Collectanea.

The observance of this custom seems fairly general in the London district. Grotto building has been observed in recent years at Barnet, Hoxton, Islington, in the North of London; and at Hammersmith in the West, besides Leytonstone in the East.[1] Also some fifty years ago, my landlady, then a child in the (at that time) well-to-do suburb of the Old Kent Road, S.E., used herself to make these grottoes, using for the purpose oyster-shells, which were procured from a fishmonger and most carefully cleaned, and greeting the passers-by with the following jingle:—

"Please to remember the grotto;
It's only once a year.
Father's gone to sea;
Mother's gone to fetch him back,
So please remember me."

Chambers's Book of Days mentions this custom of grotto-making under July 25th, and gives an illustration representing a child standing by one of these grottoes and begging from a lady passing by. His account is that in London, on the first few days of the oyster season, children make piles of these shells with a candle stuck in the top to be lighted at night, while the children whine out " mind the grotto "—a demand for a penny, professedly to keep up the candle. Neither Ellis's Brand's Antiquities, nor Hone's Every Day Book have anything on the subject.

All whom I interrogated were quite ignorant of the fact that they were assisting unconsciously to perpetuate an interesting custom which has probably been handed down for more than 500 years; and of the real import of candle and flowers.

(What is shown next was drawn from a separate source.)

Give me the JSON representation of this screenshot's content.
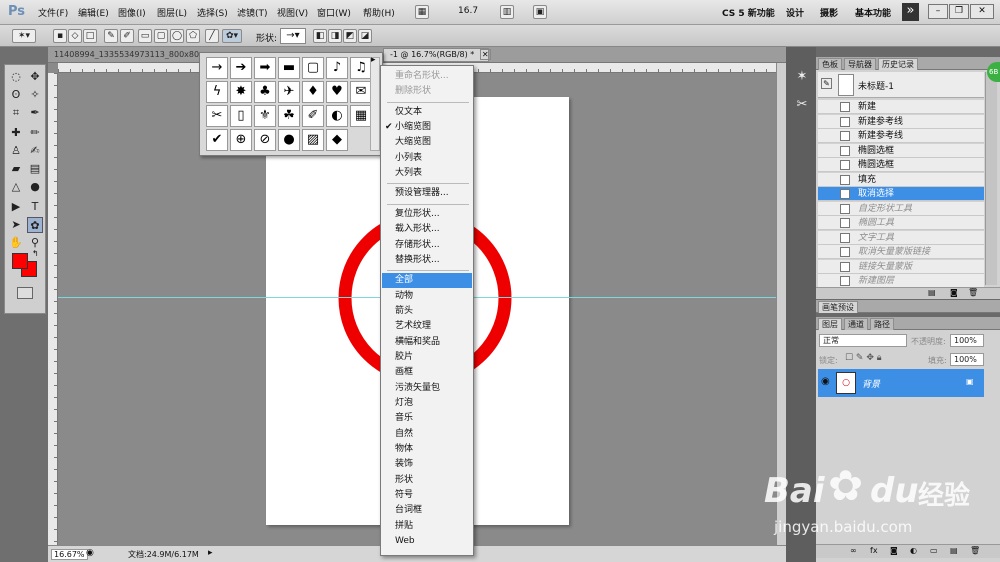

For these grottoes are almost certainly imitations of shrines to St. James of Compostella, which were erected in the thirteenth and fourteenth centuries in London (and perhaps at other places in England) for the benefit of those poorer folk who could not aff"ord the expense of the long pilgrimage to Spain and yet wished to pay their devotions to the perhaps most popular saint of that day (cf. Brewer, Dictionary of Phrase and

  1. [When I was a child at Islington, fifty years ago, the date of the grotto-day was August 5th, i.e., 25th July, Old Style.—E. S. Hartland.]